  6. The Cotton Belt • The Cotton Belt • The area of high cotton production became known as the cotton belt. Farmers and agricultural scientists constantly looked for ways to improve the crop and soil chemistry. With crop rotation and stronger types of cotton, the industry grew through the 1860s. • Congress made • Importing slaves illegal • in 1808 but the slave • trade within the U.S. • was thriving.

  7. Southern Industry The South had industry as well. Many of the first factories in the South were built to serve farmers’ needs by processing crops such as sugarcane. Sawmill and cotton mills were built as well.

  8. Southern Society • Not all white southern families lived on plantations and had many slaves. During the first half of the 1800s, only 1/3 had slaves. Even less had plantations. • The plantation owners were the powerful, political leaders.

  9. Hierarchy of Southern Society Planters – wealthy plantation owners

  10. Planters • Grew crops and supervised laborers and slaves • Wives were socialites who planned grand parties

  11. Hierarchy of Southern Society Free African Americans – 250,000, discrimination Poor Whites – Did odd jobs, fished, hunted Slaves – 4 million Yeoman – Small 100 acre farms, few slaves Planters – wealthy plantation owners

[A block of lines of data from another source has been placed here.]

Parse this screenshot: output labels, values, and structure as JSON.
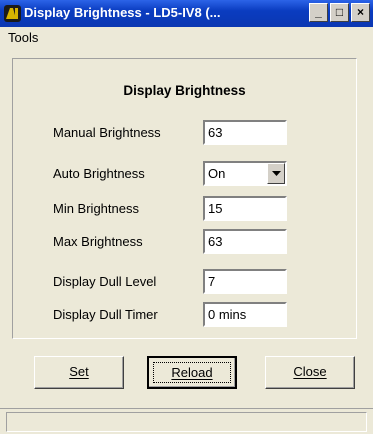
{
  "window": {
    "title": "Display Brightness - LD5-IV8 (...",
    "icon": "app-logo-icon",
    "controls": {
      "minimize": "_",
      "maximize": "□",
      "close": "×"
    }
  },
  "menu": {
    "items": [
      {
        "label": "Tools"
      }
    ]
  },
  "panel": {
    "title": "Display Brightness",
    "fields": {
      "manual_brightness": {
        "label": "Manual Brightness",
        "value": "63"
      },
      "auto_brightness": {
        "label": "Auto Brightness",
        "value": "On"
      },
      "min_brightness": {
        "label": "Min Brightness",
        "value": "15"
      },
      "max_brightness": {
        "label": "Max Brightness",
        "value": "63"
      },
      "display_dull_level": {
        "label": "Display Dull Level",
        "value": "7"
      },
      "display_dull_timer": {
        "label": "Display Dull Timer",
        "value": "0 mins"
      }
    }
  },
  "buttons": {
    "set": "Set",
    "reload": "Reload",
    "close": "Close"
  },
  "status": {
    "text": ""
  },
  "colors": {
    "titlebar": "#0a3cc0",
    "face": "#ece9d8",
    "icon": "#d7b400"
  }
}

  12. Slaves • Worked on plantations or farms • Gang labor system = all field hands work on same task at the same time • Worked all day – sickness and weather didn’t matter • House slaves = cooks, nannies, or nurses.

  13. Nat Turner’s Rebellion Did slaves every revolt? Yes. Nat Turner’s Rebellion was the most violent slave revolt in the U.S. In 1831, slave Nat Turner believed God told him to end slavery. He led a group of slaves to kill all slaveholders in a county in Virginia.

  14. Nat Turner’s Rebellion They killed 60 whites and 100 slaves were killed in an attempt to end the rebellion. He ran for 6 weeks before he was caught and executed. Stricter coders were enforced on slaves as a result.

  15. Nat Turner’s Rebellion